My search (at least for now) for the perfect sewing / quilting machine is over.
After using this machine on an almost daily basis (minus the two weeks for home renovations) I feel I can give a thorough review of everything – good and not so good – this machine has to offer.
For those of you reading this – and especially those that are in the market for new QUILTING machine and are unable to decide which one to purchase, I’ll cut right through the chase and shout from the rooftops: THIS IS IT!!!
The NUMBER 1 reason this is the best machine for quilting is the 11″ throat space.
I’ve stitched a variety of quilts from a wall hanging to Queen size and each time I’m amazed at how easy it is to slide, turn fold – whatever I need to do and easily access the area I want to stitch or quilt.
The SECOND reason: The lighting.
I so love the number and placement of each light however, the top selling point for me was the pull out light depicted below.
And yes, it also tilts to direct light more toward the fabric than the front of the machine. That’s how I should have taken the first image. You would have been able to see a greater contrast between the two.
Comparing this machine to my old Janome that had only adequate general lighting, I felt this additional task light would be essential however, I quickly realized that as great as this pull out light is, the lighting provided over the bed is perfect.
While I find I am using this pull out task light less, there are times when this extra light comes in handy and without it, I’d probably waste a lot of time re-stitching. I do enough of that already!

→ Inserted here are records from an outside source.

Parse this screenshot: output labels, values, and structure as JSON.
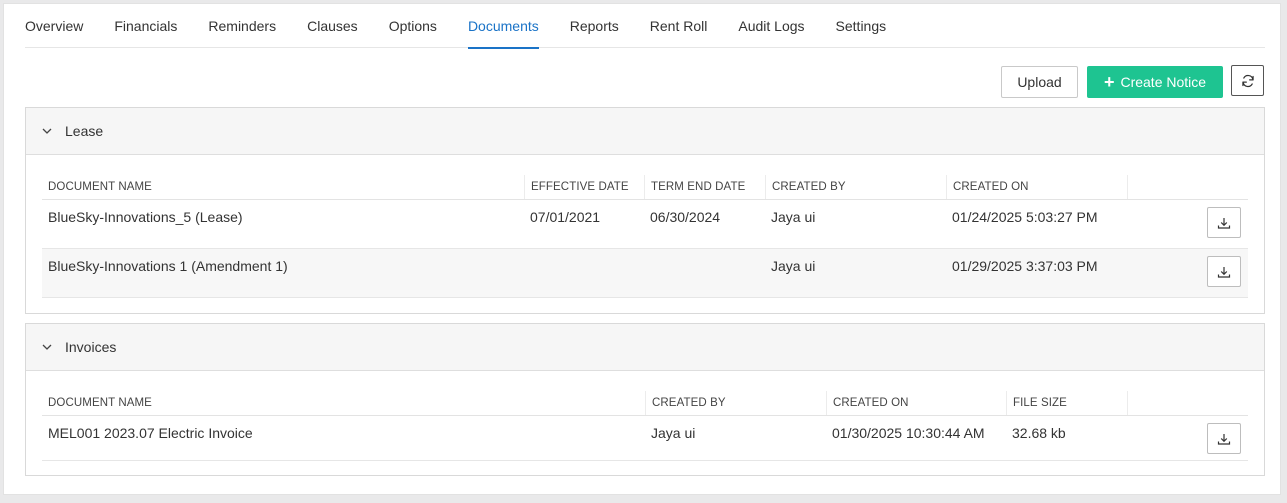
{
  "tabs": [
    {
      "label": "Overview"
    },
    {
      "label": "Financials"
    },
    {
      "label": "Reminders"
    },
    {
      "label": "Clauses"
    },
    {
      "label": "Options"
    },
    {
      "label": "Documents"
    },
    {
      "label": "Reports"
    },
    {
      "label": "Rent Roll"
    },
    {
      "label": "Audit Logs"
    },
    {
      "label": "Settings"
    }
  ],
  "active_tab": "Documents",
  "toolbar": {
    "upload_label": "Upload",
    "create_notice_label": "Create Notice",
    "refresh_icon": "refresh-icon"
  },
  "colors": {
    "accent": "#1a73c7",
    "create_button": "#1ec491"
  },
  "lease": {
    "title": "Lease",
    "columns": [
      "DOCUMENT NAME",
      "EFFECTIVE DATE",
      "TERM END DATE",
      "CREATED BY",
      "CREATED ON"
    ],
    "rows": [
      {
        "name": "BlueSky-Innovations_5 (Lease)",
        "effective": "07/01/2021",
        "term_end": "06/30/2024",
        "created_by": "Jaya ui",
        "created_on": "01/24/2025 5:03:27 PM"
      },
      {
        "name": "BlueSky-Innovations 1 (Amendment 1)",
        "effective": "",
        "term_end": "",
        "created_by": "Jaya ui",
        "created_on": "01/29/2025 3:37:03 PM"
      }
    ]
  },
  "invoices": {
    "title": "Invoices",
    "columns": [
      "DOCUMENT NAME",
      "CREATED BY",
      "CREATED ON",
      "FILE SIZE"
    ],
    "rows": [
      {
        "name": "MEL001 2023.07 Electric Invoice",
        "created_by": "Jaya ui",
        "created_on": "01/30/2025 10:30:44 AM",
        "file_size": "32.68 kb"
      }
    ]
  }
}
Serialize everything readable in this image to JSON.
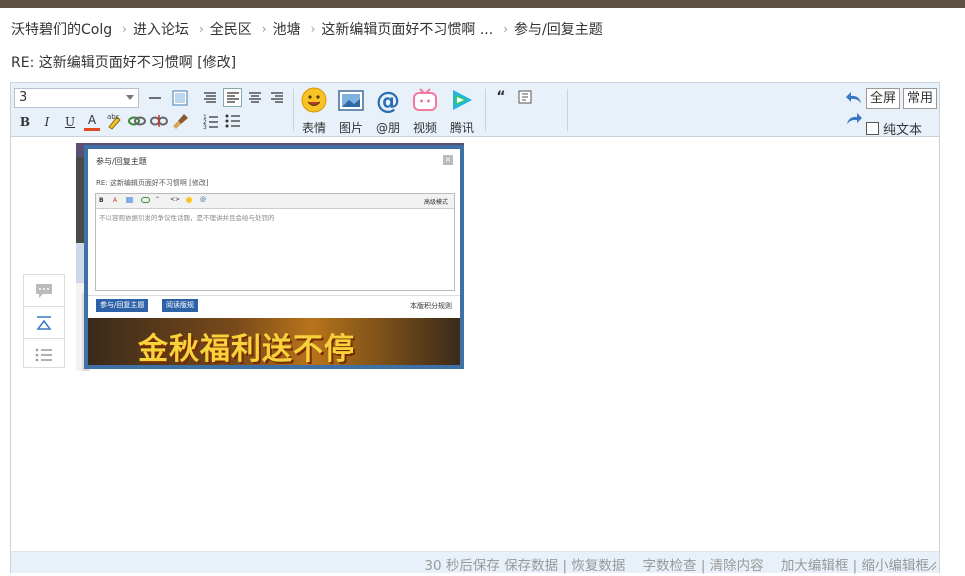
{
  "breadcrumb": {
    "items": [
      "沃特碧们的Colg",
      "进入论坛",
      "全民区",
      "池塘",
      "这新编辑页面好不习惯啊 ...",
      "参与/回复主题"
    ],
    "separator": "›"
  },
  "subject": "RE: 这新编辑页面好不习惯啊 [修改]",
  "toolbar": {
    "font_size": "3",
    "bold": "B",
    "italic": "I",
    "underline": "U",
    "color": "A",
    "quote": "“",
    "smiley": "表情",
    "image": "图片",
    "mention": "@朋",
    "video": "视频",
    "tencent": "腾讯",
    "fullscreen": "全屏",
    "common": "常用",
    "plain_text": "纯文本"
  },
  "dialog": {
    "title": "参与/回复主题",
    "subject": "RE: 这新编辑页面好不习惯啊 [修改]",
    "advanced": "高级模式",
    "placeholder": "不以容观依据引发的争议性话题，是不理讲并且会给与处罚的",
    "reply_button": "参与/回复主题",
    "read_button": "阅读版规",
    "rules_link": "本版积分规则",
    "banner": "金秋福利送不停"
  },
  "status": {
    "autosave": "30 秒后保存",
    "save": "保存数据",
    "restore": "恢复数据",
    "count": "字数检查",
    "clear": "清除内容",
    "enlarge": "加大编辑框",
    "shrink": "缩小编辑框",
    "divider": "|"
  },
  "colors": {
    "dialog_border": "#3f71a6",
    "toolbar_bg": "#e8f1fa",
    "topbar": "#5e5243"
  }
}
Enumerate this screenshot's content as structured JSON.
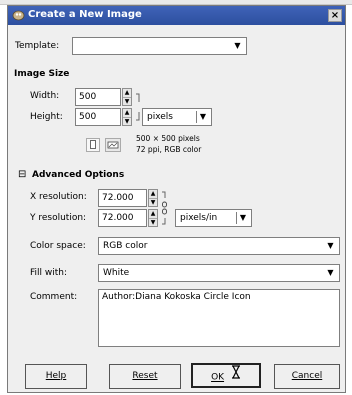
{
  "dialog": {
    "title": "Create a New Image",
    "close_glyph": "×"
  },
  "template": {
    "label": "Template:",
    "value": ""
  },
  "image_size": {
    "heading": "Image Size",
    "width_label": "Width:",
    "width_value": "500",
    "height_label": "Height:",
    "height_value": "500",
    "unit_value": "pixels",
    "info_line1": "500 × 500 pixels",
    "info_line2": "72 ppi, RGB color"
  },
  "advanced": {
    "expander_glyph": "⊟",
    "heading": "Advanced Options",
    "x_res_label": "X resolution:",
    "x_res_value": "72.000",
    "y_res_label": "Y resolution:",
    "y_res_value": "72.000",
    "res_unit_value": "pixels/in",
    "color_space_label": "Color space:",
    "color_space_value": "RGB color",
    "fill_label": "Fill with:",
    "fill_value": "White",
    "comment_label": "Comment:",
    "comment_value": "Author:Diana Kokoska Circle Icon"
  },
  "buttons": {
    "help": "Help",
    "reset": "Reset",
    "ok": "OK",
    "cancel": "Cancel"
  },
  "colors": {
    "titlebar": "#2d4f9f",
    "dialog_bg": "#efefef"
  }
}
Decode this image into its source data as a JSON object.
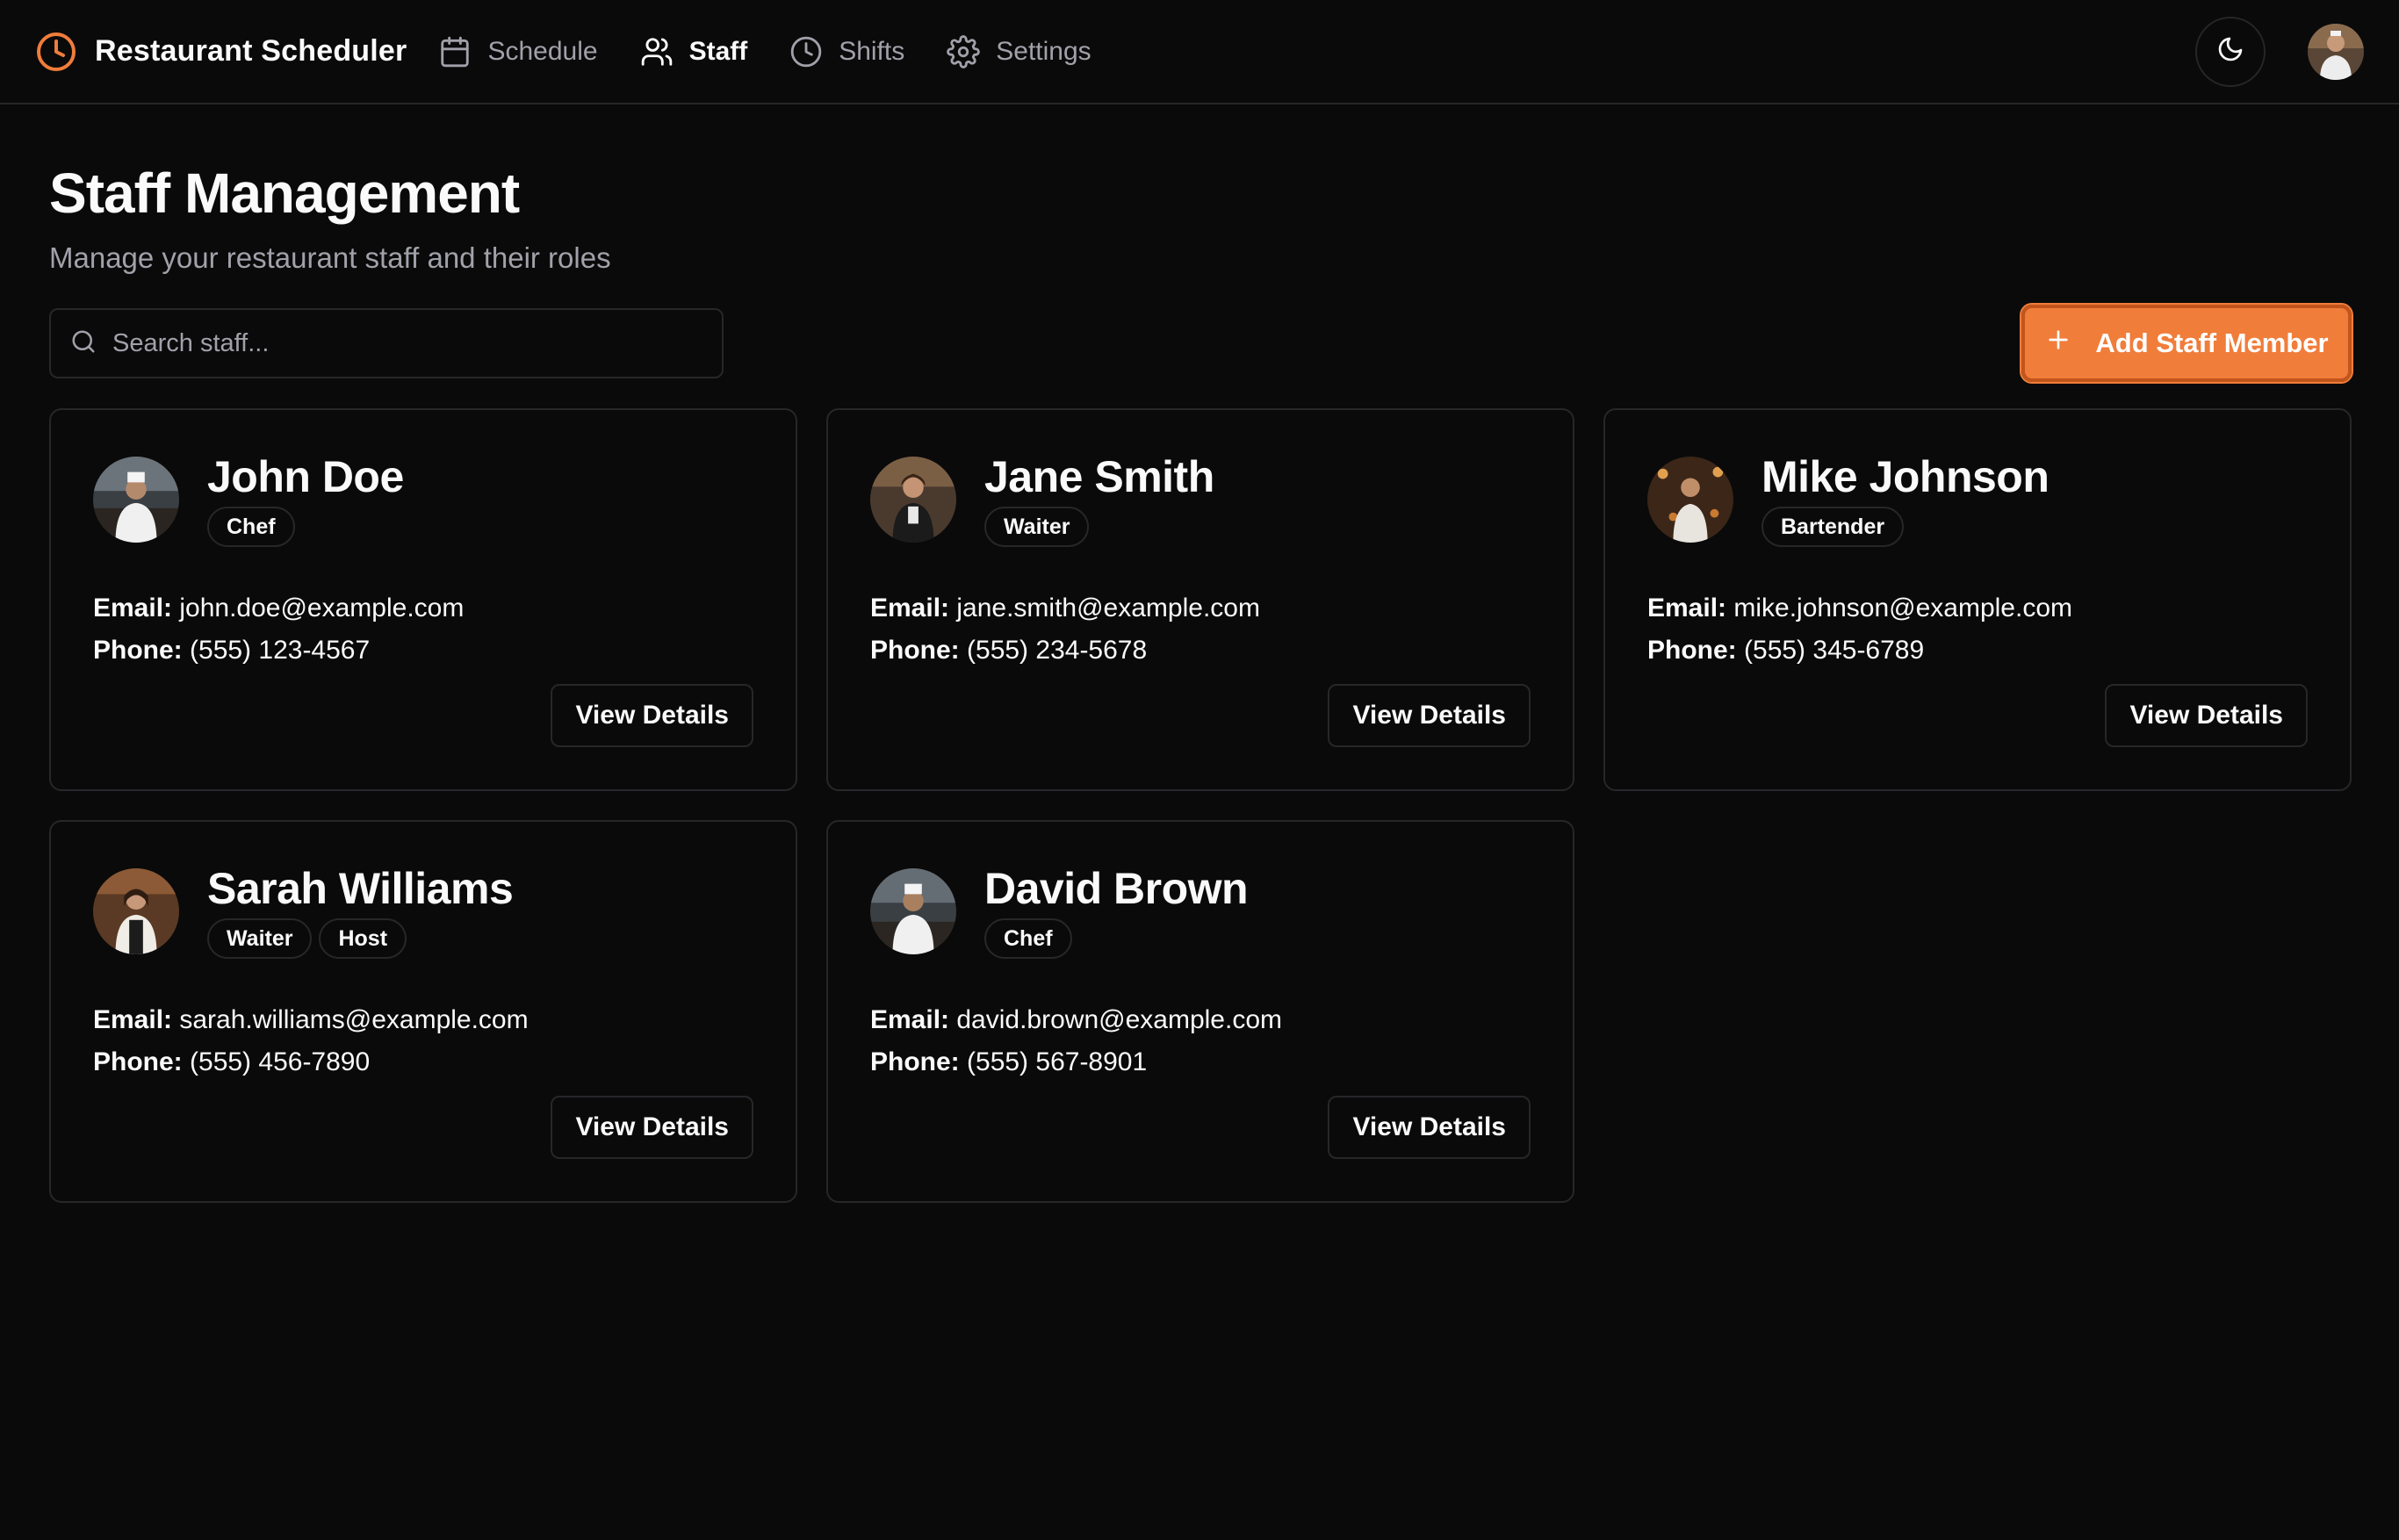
{
  "app": {
    "title": "Restaurant Scheduler",
    "accent_color": "#f07d3a"
  },
  "nav": {
    "items": [
      {
        "label": "Schedule",
        "icon": "calendar-icon",
        "active": false
      },
      {
        "label": "Staff",
        "icon": "users-icon",
        "active": true
      },
      {
        "label": "Shifts",
        "icon": "clock-icon",
        "active": false
      },
      {
        "label": "Settings",
        "icon": "gear-icon",
        "active": false
      }
    ]
  },
  "header": {
    "theme_toggle_icon": "moon-icon",
    "user_avatar_icon": "user-avatar-photo"
  },
  "page": {
    "title": "Staff Management",
    "subtitle": "Manage your restaurant staff and their roles"
  },
  "search": {
    "placeholder": "Search staff...",
    "value": ""
  },
  "actions": {
    "add_label": "Add Staff Member"
  },
  "labels": {
    "email": "Email:",
    "phone": "Phone:",
    "view_details": "View Details"
  },
  "staff": [
    {
      "name": "John Doe",
      "roles": [
        "Chef"
      ],
      "email": "john.doe@example.com",
      "phone": "(555) 123-4567"
    },
    {
      "name": "Jane Smith",
      "roles": [
        "Waiter"
      ],
      "email": "jane.smith@example.com",
      "phone": "(555) 234-5678"
    },
    {
      "name": "Mike Johnson",
      "roles": [
        "Bartender"
      ],
      "email": "mike.johnson@example.com",
      "phone": "(555) 345-6789"
    },
    {
      "name": "Sarah Williams",
      "roles": [
        "Waiter",
        "Host"
      ],
      "email": "sarah.williams@example.com",
      "phone": "(555) 456-7890"
    },
    {
      "name": "David Brown",
      "roles": [
        "Chef"
      ],
      "email": "david.brown@example.com",
      "phone": "(555) 567-8901"
    }
  ]
}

The THIRD & FOURTH reasons to choose this machine (couldn’t decide which should be #3 or #4) : The Push Button Thread Cutter and the Start/Stop Button that can run independently from the foot pedal.
A push button thread cutter is a feature I feel should be standard on ALL sewing machines. Aside from the sheer convenience of cutting threads at the end of a stitch line with the push of a button, the amount of thread this saves is unbelievable.
The start/stop button makes stitching long areas i.e., the perimeter of a finished quilt before binding and again when sewing a long strip of binding around the perimeter of the quilt. Sewing jelly roll strips is also a breeze. Once the foot control is unplugged, position your fabric under the needle, push the start button and off you go.
For the FIFTH (could also be #1) reason this is an ideal quilting machine: The numerous features that allow you to stitch that elusive, perfect 1/4″ seam consistently, 100% of the time.
The “100% of the time” is still a goal for me however, between the accurate 1/4″ presser foot and computerized needle placement and Accu-Flex feed system, my 1/4″ seams are more a reality than a dream!
The touch screen allows you choose the best needle placement, stitch length and even shows with presser foot to use. Any mistake you make is on the user’s end – not the machine!
So far, I’ve spoken only about the good features of this machine – and only three out of about a million good/great features. I could go on and on
It can’t be all sunshine and roses…and while the PROS far outweigh the CONS, in all fairness I feel I should share a couple of issues that are really more of an inconvenience than a true problem.
Pull out Light: The light itself is not a problem (it is, after all, one of the reasons I chose this machine over others!) but the machine’s design that allows this light to be so seamlessly integrated causes the area that houses the needle, light, etc. to be rather large and cumbersome. This is an area where many of you may find you will do what I did – make the compromise between form and function. In a perfect world, this area would be as low profile as possible – an easier task when the machine has very few, if any, bells and whistles.
See the comparison between the Janome 9450 QCP and the Juki 2010Q:
The needle housing on the Janome is at least twice as wide and as deep as the Juki model. This design also explains why Janome felt the need to design an automatic needle threader which leads me to the next CON: – the Automatic Needle Threader. I’m not a fan…not in the slightest but the bulkiness of the housing almost requires this feature. I have however, found a work-around – just open the housing, swing the door all the way back and the needle is much easier to access:
Push Button Thread Cutter:
The only downside to this cutting feature I’ve run across is the length of tail remaining after it’s cut. Granted, it is much, much less than when I use scissors or another cutting device but still, longer than I was expecting. When you are doing the actual quilting and using a technique that requires a stop and start (i.e., free motion quilting, borders, etc,) these longer tails will show up on the back of the quilt and you have to go back with a pair of scissors and trim off these excess threads.
This wasn’t an issue for me when piecing individual blocks or when quilting in a continuous line from edge to edge.
It’s a small issue but one I’ve never heard anyone else speak about.
This concludes my honest review of the Janome 9450 QCP. Although an affiliate link may found elsewhere on my site, this article does not contain any affiliate links nor am I in any way compensated either by Janome or the Missouri Sewing Machine Company of Kansas City in exchange for this review.
If you found this information helpful or have any questions or comments please leave a comment! I’d love to hear what machines other quilters use and why!